Many people think I’m reckless … and I guess I really kind of am. I blame a doctor for that. Years ago, I had a showdown with yet another infection that threatened to end my life, or at the very least — doctors said — threatened to force me into a wheelchair.
I do very much enjoy a challenge.
I wiped my hands clean of another slain foe by walking out of the hospital on my own two feet. While I signed discharge papers, a doctor remarked that I had an “uncanny ability to heal.” A devout nerd, I proudly drew a comparison with the indestructible Wolverine of the Uncanny X-Men. (CFers are mutants!)
Pre-transplant, I did reckless things because I was severely depressed and thought I’d always recover anyway. I rarely did my medications and yet I kept bouncing back … until I didn’t. At least, not with my old lungs intact. Post-lung transplant, I’m obsessively “compliant,” even if that word still triggers irritation. I can’t remember the last time I missed a medication and I wash my hands so vigorously for dinner that you’d think I’m readying myself for brain surgery.
But despite my precautions, I still throw myself into dangerous living. I wanted to celebrate my lung transplant, my second wind, by living unlike I’d ever lived before: leap into new adventures, take unfamiliar risks, grab life by the horns. A transplant doctor once told me not to live in a bubble. I’m not sure that doctor meant I should travel all over the world and become a daredevil Yes Man, but he inspired me nonetheless.
To this day, I joke with people that they shouldn’t worry about me because I’m Wolverine.
Friends yell in fright when I dance near a cliff: “What? I’m Wolverine! Let me enjoy this!”
Friends ask if I’m afraid to travel while immunosuppressed: “Nah. I’m Wolverine! Plus, I haven’t been sick in three years!”
Friends chide me for wandering outside (masked up like a superhero) while a nasty germ tours the globe, hell-bent on canceling the human race: “Chill out! I’m Wolverine! I ain’t afraid of a little bug!”
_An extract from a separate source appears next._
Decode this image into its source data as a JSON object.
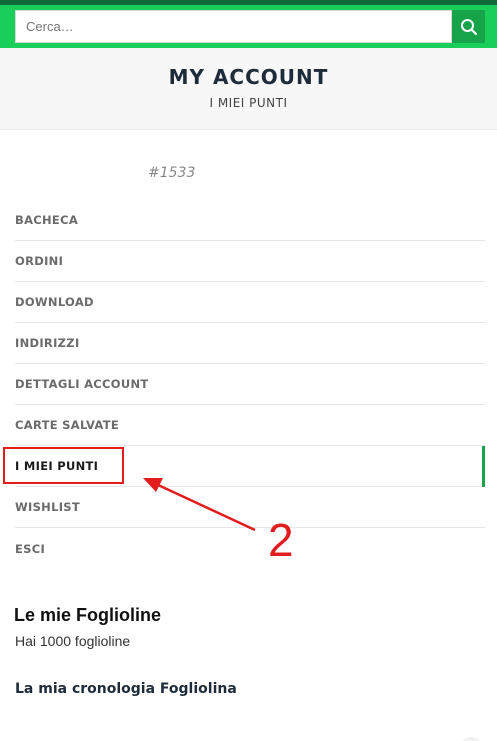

Reckless, yes. (What? So is Wolverine! Don’t look at me that way … OK, OK, fine.)
Honestly, the risks are what have made my transplant life so incredible. I think I’d rather have these past three years since my transplant and pass away, than have lived 10 years in fear of adventure. But an extra seven years of living after having had my three years of fun? I fancy that future.
I gamble for adrenaline exhilaration, and sure I’ve been stupid lucky, but luck doesn’t last forever. I’ve gotta hand it to my friends and family: It’s time for me to practice a little more caution.
Maybe I need to stay secluded for just a few months so I can live many more years. Maybe I need to be wise in selecting travel destinations rather than simply shooting for “exotic” so I can have 20 more travels instead of five more. Maybe I need to wear my mask more often even if I look freaky, so I don’t look freakier with a breathing tube one day. Maybe I need to surrender some wild times with friends today so I can one day think about having child-safe road trips with a family of my own.
A few days ago, my friend told me I’m lucky to have people looking out for me, “since you don’t fear for yourself.”
I guess I’m writing this column to thank my friends and family for knowing I’m not really Wolverine and am in fact more fragile than the average person regardless of how “big” my life is. Thank you for loving me enough to scream “No!” when I laugh “Yes!” Thank you for not inviting me to dangerous outings you know I wouldn’t be able to resist. Thank you for not letting me eat runny eggs, even if it’s only because you want my share. Thank you for loving me enough that you actually care how long I stay on this earth.
Fine, I’ll try my hardest to stick around, even if it’s just for you and you and you. But, hey, you owe me a road trip and scrambled eggs.
Note: Cystic Fibrosis News Today is strictly a news and information website about the disease. It does not provide medical advice, diagnosis, or treatment. This content is not intended to be a substitute for professional medical advice, diagnosis, or treatment. Always seek the advice of your physician or other qualified health provider with any questions you may have regarding a medical condition. Never disregard professional medical advice or delay in seeking it because of something you have read on this website. The opinions expressed in this column are not those of Cystic Fibrosis News Today, or its parent company, BioNews Services, and are intended to spark discussion about issues pertaining to cystic fibrosis.
We are sorry that this post was not useful for you!
Let us improve this post!
Tell us how we can improve this post?